Take a few minutes next time you are in a conversation or participating in a meeting and reflect on how you listen. Do you recognise your own behaviour in the HURIER model?
If you are interested in learning more, Judi Brownell has several books available on Amazon. The article I used for this blog is one chapter in this book: https://www.amazon.com/Listening-Human-Communication-21st-Century/dp/1405181648/ref=reader_auth_dp
Mini-blog series 1 of 3 on Listening.
We often allude to the difference between hearing and listening. Can you define it?
Resilient Minds continues its professional development series. Today’s session was about Group Coaching.
We discussed the advantages and challenges of group coaching from both the client and the coach perspective. We reflected on the coaching process in a group, especially compared with individual coaching. We penetrated in detail the art of determining the agenda in group coaching. Above all, all the participants are thankful to Tatiana Skovoronskaya for sharing her expertise with us and inspiring us!
Here we are, already at part 5 of 7 in our blog mini-series on emotional intelligence.
Welcome back! Have you been working on your emotional intelligence? What have you been doing differently? What results have you achieved? Please do share in the comments. I would love to hear.
In this post, we move from focusing on oneself to the Interpersonal realm. That is, emotional intelligence as it relates to interpersonal relationships. You could also call this area people skills. Someone with high interpersonal EQ is someone who understand, interact and relate well to others is various situations. They inspire trust and are good team players. The sub-areas of the Interpersonal realm are: interpersonal relationships, empathy and social responsibility. By the term interpersonal relationships is meant the ability to have mutually satisfying relationships where give and take is the norm. There is trust and compassion present. Empathy is meant the capability of being aware of, understanding and appreciating the feelings and thoughts of others. I would venture to say that the area of empathy is the area which many people think of as emotional intelligence. With social responsibility is meant the desire and ability to willingly contribute to society or the welfare of others.
To better understand social responsibility, have a look at this video and reflect on the questions below:
– Write down 3-5 emotions you felt while watching the video clip.
– What does it mean to focus on something bigger than yourself?
– What is the value of caring about something bigger than yourself?
– How is that experience relevant for your day-to-day life?
– How does it feel to be altruistic and to express caring about others?
– Ideas for how you can be more socially responsible?
Please share your reflections on these questions.
If you are interested in learning more about the Interpersonal realm and your own level of EQ, please contact Catherine.
Hi! Happy to see you here again.

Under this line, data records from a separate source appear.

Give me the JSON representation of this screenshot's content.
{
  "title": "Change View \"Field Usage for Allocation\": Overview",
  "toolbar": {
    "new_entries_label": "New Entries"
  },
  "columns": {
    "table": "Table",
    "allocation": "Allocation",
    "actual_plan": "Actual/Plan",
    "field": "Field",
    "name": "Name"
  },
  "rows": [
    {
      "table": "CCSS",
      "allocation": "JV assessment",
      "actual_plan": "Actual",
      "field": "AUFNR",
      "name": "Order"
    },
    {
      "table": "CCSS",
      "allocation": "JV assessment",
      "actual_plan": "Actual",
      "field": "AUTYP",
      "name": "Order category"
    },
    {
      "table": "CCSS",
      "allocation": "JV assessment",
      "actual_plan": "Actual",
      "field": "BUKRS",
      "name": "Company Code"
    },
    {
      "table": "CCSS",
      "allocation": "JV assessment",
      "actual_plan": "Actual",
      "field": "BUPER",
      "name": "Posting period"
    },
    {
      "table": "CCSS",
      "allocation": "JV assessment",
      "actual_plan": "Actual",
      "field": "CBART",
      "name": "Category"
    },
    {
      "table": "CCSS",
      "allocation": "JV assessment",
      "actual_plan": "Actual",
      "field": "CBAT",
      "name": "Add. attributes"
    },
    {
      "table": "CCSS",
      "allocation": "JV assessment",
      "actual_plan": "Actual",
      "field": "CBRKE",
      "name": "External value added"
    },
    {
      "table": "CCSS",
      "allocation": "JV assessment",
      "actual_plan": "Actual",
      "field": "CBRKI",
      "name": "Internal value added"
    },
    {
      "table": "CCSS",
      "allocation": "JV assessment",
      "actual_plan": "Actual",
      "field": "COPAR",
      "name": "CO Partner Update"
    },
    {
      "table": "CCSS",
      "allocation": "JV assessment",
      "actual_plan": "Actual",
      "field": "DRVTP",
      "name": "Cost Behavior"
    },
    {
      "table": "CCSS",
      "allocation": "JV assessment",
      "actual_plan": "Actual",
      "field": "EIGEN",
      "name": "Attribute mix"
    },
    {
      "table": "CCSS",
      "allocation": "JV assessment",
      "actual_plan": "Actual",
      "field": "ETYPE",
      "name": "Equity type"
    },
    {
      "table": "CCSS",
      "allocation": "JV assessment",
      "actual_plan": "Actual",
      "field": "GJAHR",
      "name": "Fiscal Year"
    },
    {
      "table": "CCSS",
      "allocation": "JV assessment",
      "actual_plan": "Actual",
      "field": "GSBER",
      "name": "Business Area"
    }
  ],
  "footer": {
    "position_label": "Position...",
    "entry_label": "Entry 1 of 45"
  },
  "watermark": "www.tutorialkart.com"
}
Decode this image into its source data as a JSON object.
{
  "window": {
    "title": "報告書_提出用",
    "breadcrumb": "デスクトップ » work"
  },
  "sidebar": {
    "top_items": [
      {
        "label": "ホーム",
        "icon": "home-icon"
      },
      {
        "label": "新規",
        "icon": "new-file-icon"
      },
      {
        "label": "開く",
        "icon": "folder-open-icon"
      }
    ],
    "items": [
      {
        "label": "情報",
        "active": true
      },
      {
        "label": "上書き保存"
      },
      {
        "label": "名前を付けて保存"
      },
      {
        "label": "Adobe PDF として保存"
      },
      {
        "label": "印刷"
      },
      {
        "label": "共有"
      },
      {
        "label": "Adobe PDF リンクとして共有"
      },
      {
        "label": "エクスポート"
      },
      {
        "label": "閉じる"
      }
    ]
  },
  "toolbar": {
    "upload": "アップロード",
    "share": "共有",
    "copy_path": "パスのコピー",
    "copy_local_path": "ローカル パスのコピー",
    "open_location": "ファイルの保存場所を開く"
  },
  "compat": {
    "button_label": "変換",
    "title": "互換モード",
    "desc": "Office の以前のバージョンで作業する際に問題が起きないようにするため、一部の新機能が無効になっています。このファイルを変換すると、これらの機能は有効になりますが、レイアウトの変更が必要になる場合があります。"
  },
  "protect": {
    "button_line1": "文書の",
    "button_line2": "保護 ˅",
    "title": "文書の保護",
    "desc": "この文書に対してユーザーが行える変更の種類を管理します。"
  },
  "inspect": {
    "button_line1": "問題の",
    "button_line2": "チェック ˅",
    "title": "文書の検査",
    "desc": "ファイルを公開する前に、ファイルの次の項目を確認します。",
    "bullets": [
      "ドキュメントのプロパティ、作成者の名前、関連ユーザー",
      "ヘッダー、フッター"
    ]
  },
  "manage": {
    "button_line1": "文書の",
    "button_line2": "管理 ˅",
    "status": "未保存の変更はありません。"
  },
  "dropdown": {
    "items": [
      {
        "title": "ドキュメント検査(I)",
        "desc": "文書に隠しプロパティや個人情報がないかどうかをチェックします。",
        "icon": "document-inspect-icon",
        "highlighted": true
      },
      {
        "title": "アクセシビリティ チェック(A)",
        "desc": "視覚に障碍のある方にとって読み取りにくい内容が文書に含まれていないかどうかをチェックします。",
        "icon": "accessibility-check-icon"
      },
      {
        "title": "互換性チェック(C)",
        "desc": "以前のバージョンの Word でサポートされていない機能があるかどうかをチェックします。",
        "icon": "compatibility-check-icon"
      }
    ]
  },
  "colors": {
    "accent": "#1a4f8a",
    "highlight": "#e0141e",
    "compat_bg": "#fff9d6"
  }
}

This is part 4 of 7 in our blog mini-series on emotional intelligence. The second realm of the EQi 2.0 model is Self-Expression.
As the title suggests, this realm is about emotional self-expression and is made up of three sub-areas: Emotional Expression, Independence and Assertiveness. Emotional expression involves one’s ability to express emotions both verbally and non-verbally in an open and congruent way. Independence is about being self-directed and self-controlled in your thinking and actions and to be free of emotional dependency. * Assertiveness has to do with the ability to express feelings and beliefs in an assertive way without being aggressive or abusive. Assertive people are not either passive, withholding their feelings and beliefs. All of these abilities can be done while taking into account the feelings and reactions of others.
Why is it interesting to be aware of our own emotional self-expression? Isn’t EQ about empathy for others? We send out messages, either consciously or unconsciously, to others is many ways. Being aware of and congruent with our own messages is one aspect of emotional intelligence. I’m sure you can think of a time when you were affected by someone else’s emotions. I definitely can, most poignantly at home with my children. They are mirror of my own emotions, especially when they were small. Adults may not show how they are affected by your emotions, especially in cultures that are trained not to show emotions, but make no mistake, recipients of our emotional messages are affected. Being more effective, especially as a leader, and developing deep relationships with other people, is so much easier when we are consistent and congruent with our own emotional messages.
You may or may not feel that you have an emotional vocabulary. Maybe you use the word ‘happy’ or ‘irritated’ to actually mean many different emotions. This can be especially challenging if you are speaking in a foreign language, even when you are fluent. One good way to increase your emotional vocabulary is to review and try to use the Plutchik wheel of emotions.
Try also the attached exercise in practicing resistance!
Have fun with it! I’m sure you can think of places in your life you can be better at expressing your own emotions in an assertive way.
If you are interested in the full EQi 2.0 assessment, please contact Catherine.
* The EQ Edge, by Steven J. Stein and Howard E. Book, M.D.